And other important questions are waiting to be ventilated at Cancun. Is $100 billion really enough for the first tranche? Wouldn’t $200 billion be a more appropriate figure? The printers are churning out position papers on this topic; the delegates are ready to engage.
This kind of squabble can go on for years, providing comfortable employment and interesting travel opportunities for diplomats and bureaucrats until the last shrinking ice floe capsizes under the weight of the last polar bear and the last drop of moisture falls from the last patch of Himalayan ice.
The one positive outcome of this misbegotten process is the slow rise of smart environmental commentary as more and more reporters and commentators see the treaty farce for what it is. Recent articles in the FT and the Economist are notable for their focus on approaches to environmental problems that don’t depend on top down, state-heavy interventions. At the Globe and Mail in Canada, Margaret Wente makes some strong points, even if she does quote irresponsible hotheads like yours truly. My old CFR colleague Michael Levi is making some important and interesting points on his lively, well informed blog. Belatedly, the more intelligent environmentalists seem to be warming to a shift away from the effort to impose a top down, state driven and ham-fisted approach via an expensive and unratifiable treaty to a variety of smaller scale, more tightly focused ideas that depend more on local initiatives and the private sector.
Son of Kyoto (like the Kyoto Protocol itself) has never been anything but a huge diversion from the real conversations that need to take place. It has polarized debate and wasted time, and its demise leaves the world no closer to practical approaches to greenhouse gasses than we were a decade ago. An active and engaged reporter on the environmental beat would be putting together the full story of how this disaster took place, how much it cost, who the geniuses were who put it together — and attempting to estimate how much it all cost.
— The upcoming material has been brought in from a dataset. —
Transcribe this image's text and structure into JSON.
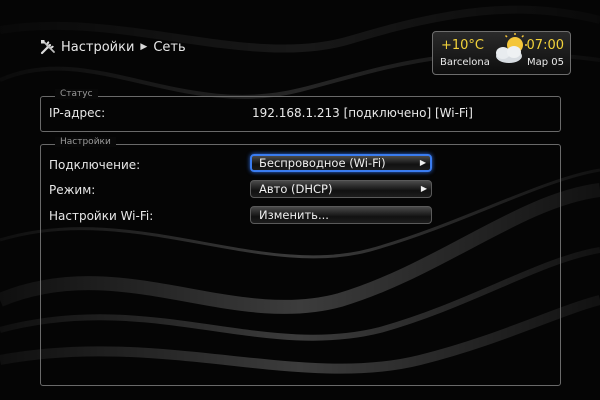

Our society desperately needs brave, imaginative, indefatigable journalists who are willing to follow important stories no matter who they threaten or offend. Let’s hope they turn up.